Born into a Jewish family in Lvov, Poland in the early-1930s, Nelly Ben-Or was to experience, at a very young age, the trauma of the Holocaust. This narrative of her life's journey describes the survival of Nelly, her mother and her older sister. With help from family and friends, Nelly and her mother were smuggled out of the Ghetto in Lvov and escaped to Warsaw with false identity papers where they were under constant threat of discovery. Miraculously, they survived being taken on a train to Auschwitz, deported not, in fact, because they were Jews, but as citizens of Warsaw following the Warsaw Uprising against the Nazis. After the end of the war, Nelly's musical talent was free to flourish, at first in Poland and then in the recently-created State of Israel, where Nelly completed her musical studies as a scholarship student at the Music Academy in Jerusalem. Following her move to England she carried out a full concert career and also discovered the Alexander Technique for piano playing, which had a profound influence on her. Today Nelly Ben-Or is internationally regarded as the leading exponent of the application of principles of the Alexander Technique - she teaches in the keyboard department of London's Guildhall School of Music and Drama, runs Alexander Technique masterclasses and regularly gives talks about her Holocaust experience. This unique memoir is testimony to an extraordinary life and illustrates the strength of the human condition when faced with adversity.

About the Author:

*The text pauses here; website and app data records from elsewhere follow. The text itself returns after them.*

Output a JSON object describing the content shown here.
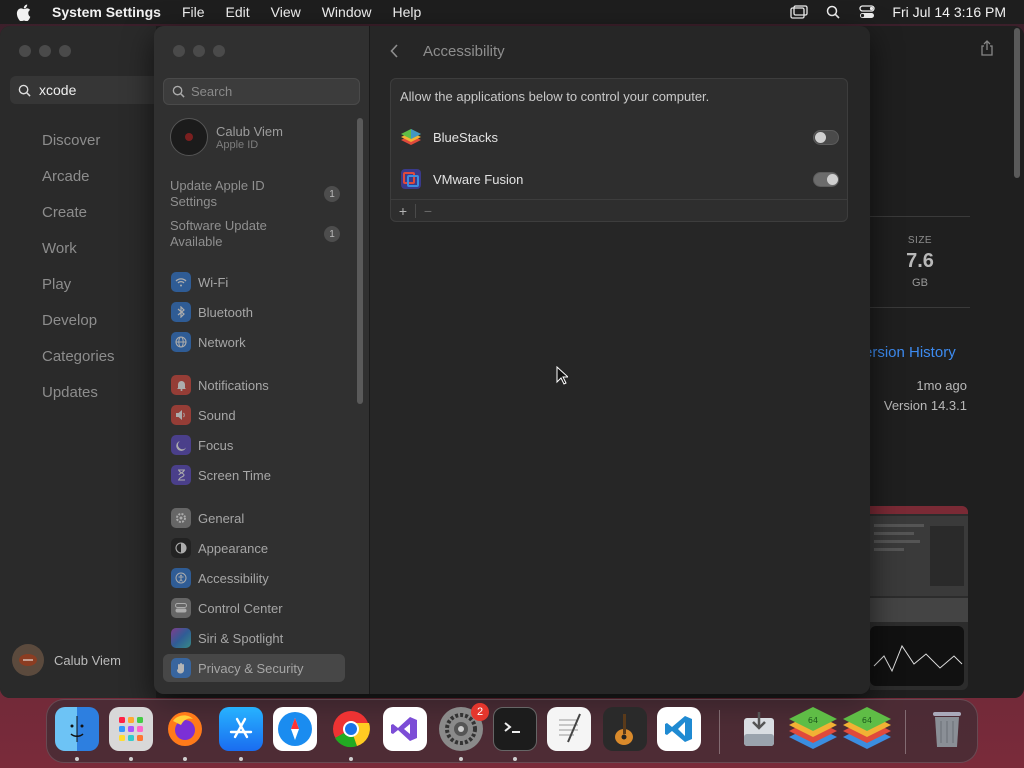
{
  "menubar": {
    "app_name": "System Settings",
    "items": [
      "File",
      "Edit",
      "View",
      "Window",
      "Help"
    ],
    "clock": "Fri Jul 14  3:16 PM",
    "status_icons": [
      "screen-mirroring-icon",
      "spotlight-search-icon",
      "control-center-icon"
    ]
  },
  "appstore": {
    "search_value": "xcode",
    "nav": [
      "Discover",
      "Arcade",
      "Create",
      "Work",
      "Play",
      "Develop",
      "Categories",
      "Updates"
    ],
    "user_name": "Calub Viem",
    "size_label": "SIZE",
    "size_value": "7.6",
    "size_unit": "GB",
    "version_history_link": "ersion History",
    "updated_ago": "1mo ago",
    "version": "Version 14.3.1"
  },
  "settings": {
    "search_placeholder": "Search",
    "account": {
      "name": "Calub Viem",
      "subtitle": "Apple ID"
    },
    "notices": [
      {
        "label": "Update Apple ID Settings",
        "count": "1"
      },
      {
        "label": "Software Update Available",
        "count": "1"
      }
    ],
    "sidebar": [
      {
        "label": "Wi-Fi",
        "icon": "wifi-icon",
        "color": "#2f7ad9"
      },
      {
        "label": "Bluetooth",
        "icon": "bluetooth-icon",
        "color": "#2f7ad9"
      },
      {
        "label": "Network",
        "icon": "network-globe-icon",
        "color": "#2f7ad9"
      },
      {
        "label": "Notifications",
        "icon": "notifications-bell-icon",
        "color": "#d9463b"
      },
      {
        "label": "Sound",
        "icon": "sound-speaker-icon",
        "color": "#d9463b"
      },
      {
        "label": "Focus",
        "icon": "focus-moon-icon",
        "color": "#5c4ac7"
      },
      {
        "label": "Screen Time",
        "icon": "screen-time-hourglass-icon",
        "color": "#5c4ac7"
      },
      {
        "label": "General",
        "icon": "general-gear-icon",
        "color": "#8a8a8a"
      },
      {
        "label": "Appearance",
        "icon": "appearance-icon",
        "color": "#1a1a1a"
      },
      {
        "label": "Accessibility",
        "icon": "accessibility-icon",
        "color": "#2f7ad9"
      },
      {
        "label": "Control Center",
        "icon": "control-center-icon",
        "color": "#8a8a8a"
      },
      {
        "label": "Siri & Spotlight",
        "icon": "siri-icon",
        "color": "#b545c9"
      },
      {
        "label": "Privacy & Security",
        "icon": "privacy-hand-icon",
        "color": "#2f7ad9"
      }
    ],
    "selected_item": "Privacy & Security",
    "page_title": "Accessibility",
    "description": "Allow the applications below to control your computer.",
    "apps": [
      {
        "name": "BlueStacks",
        "icon": "bluestacks-icon",
        "enabled": false
      },
      {
        "name": "VMware Fusion",
        "icon": "vmware-fusion-icon",
        "enabled": true
      }
    ],
    "add_label": "+",
    "remove_label": "−"
  },
  "dock": {
    "apps": [
      {
        "name": "finder-icon",
        "running": true
      },
      {
        "name": "launchpad-icon",
        "running": true
      },
      {
        "name": "firefox-icon",
        "running": true
      },
      {
        "name": "app-store-icon",
        "running": true
      },
      {
        "name": "safari-icon",
        "running": false
      },
      {
        "name": "chrome-icon",
        "running": true
      },
      {
        "name": "visual-studio-icon",
        "running": false
      },
      {
        "name": "system-settings-icon",
        "running": true,
        "badge": "2"
      },
      {
        "name": "terminal-icon",
        "running": true
      },
      {
        "name": "textedit-icon",
        "running": false
      },
      {
        "name": "garageband-icon",
        "running": false
      },
      {
        "name": "vscode-icon",
        "running": false
      },
      {
        "name": "downloads-icon",
        "running": false
      },
      {
        "name": "bluestacks-icon",
        "running": false
      },
      {
        "name": "bluestacks-x-icon",
        "running": false
      },
      {
        "name": "trash-icon",
        "running": false
      }
    ]
  }
}
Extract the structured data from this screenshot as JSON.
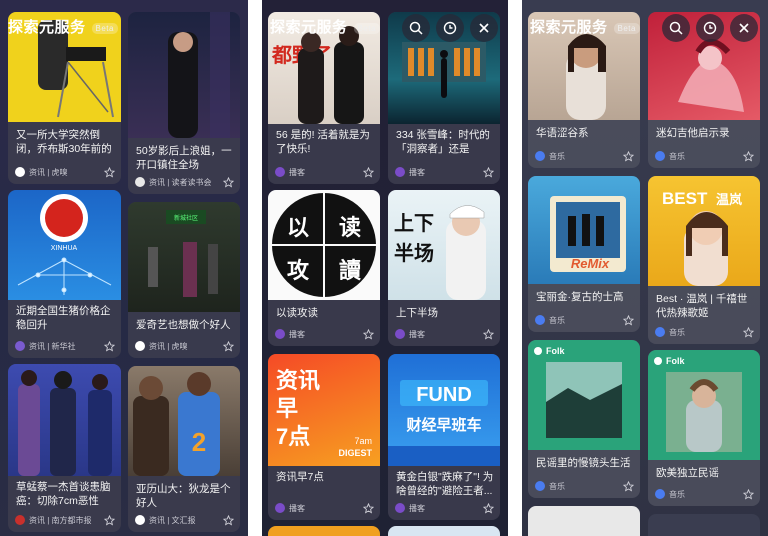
{
  "header": {
    "title": "探索元服务",
    "beta": "Beta"
  },
  "panel1": {
    "cards": [
      {
        "title": "又一所大学突然倒闭，乔布斯30年前的预...",
        "source": "资讯 | 虎嗅"
      },
      {
        "title": "50岁影后上浪姐，一开口镇住全场",
        "source": "资讯 | 读者读书会"
      },
      {
        "title": "近期全国生猪价格企稳回升",
        "source": "资讯 | 新华社",
        "logo_text": "XINHUA"
      },
      {
        "title": "爱奇艺也想做个好人",
        "source": "资讯 | 虎嗅",
        "sign_text": "新城社区"
      },
      {
        "title": "草蜢蔡一杰首谈患脑癌：切除7cm恶性肿...",
        "source": "资讯 | 南方都市报"
      },
      {
        "title": "亚历山大：狄龙是个好人",
        "source": "资讯 | 文汇报"
      }
    ]
  },
  "panel2": {
    "cards": [
      {
        "title": "56 是的! 活着就是为了快乐!",
        "source": "播客",
        "cover_text": "都野了"
      },
      {
        "title": "334 张雪峰：时代的「洞察者」还是「加...",
        "source": "播客"
      },
      {
        "title": "以读攻读",
        "source": "播客",
        "cover_text": [
          "以",
          "读",
          "攻",
          "讀"
        ]
      },
      {
        "title": "上下半场",
        "source": "播客",
        "cover_text": "上下半场"
      },
      {
        "title": "资讯早7点",
        "source": "播客",
        "cover_text": [
          "资讯",
          "早",
          "7点"
        ],
        "cover_sub": [
          "7am",
          "DIGEST"
        ]
      },
      {
        "title": "黄金白银\"跌麻了\"! 为啥曾经的\"避险王者...",
        "source": "播客",
        "cover_text": [
          "FUND",
          "财经早班车"
        ]
      }
    ]
  },
  "panel3": {
    "cards": [
      {
        "title": "华语涩谷系",
        "source": "音乐"
      },
      {
        "title": "迷幻吉他启示录",
        "source": "音乐"
      },
      {
        "title": "宝丽金·复古的士高",
        "source": "音乐",
        "cover_text": "ReMix"
      },
      {
        "title": "Best · 温岚 | 千禧世代热辣歌姬",
        "source": "音乐",
        "cover_text": [
          "BEST",
          "温岚"
        ]
      },
      {
        "title": "民谣里的慢镜头生活",
        "source": "音乐",
        "tag": "Folk"
      },
      {
        "title": "欧美独立民谣",
        "source": "音乐",
        "tag": "Folk"
      }
    ]
  },
  "colors": {
    "accent_blue": "#4a7cf0",
    "podcast_purple": "#7a4cc8"
  }
}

Nelly Ben-Or is a distinguished pianist and piano teacher. Born in Poland, she survived the Holocaust and now lives in London. She teaches in the keyboard department at London's Guildhall School of Music and Drama. She has broadcast frequent recitals for the BBC, performed at major concert venues in the UK and in many countries overseas. In 1963 she qualified as a teacher of the Alexander Technique - the first professional pianist to do so. She is now internationally-recognised as a leading exponent of the technique. She regularly gives masterclasses at music conservatoires, universities and at her own twice-yearly international courses in London. She regularly gives talks about her Holocaust experience, especially around Holocaust Memorial Day.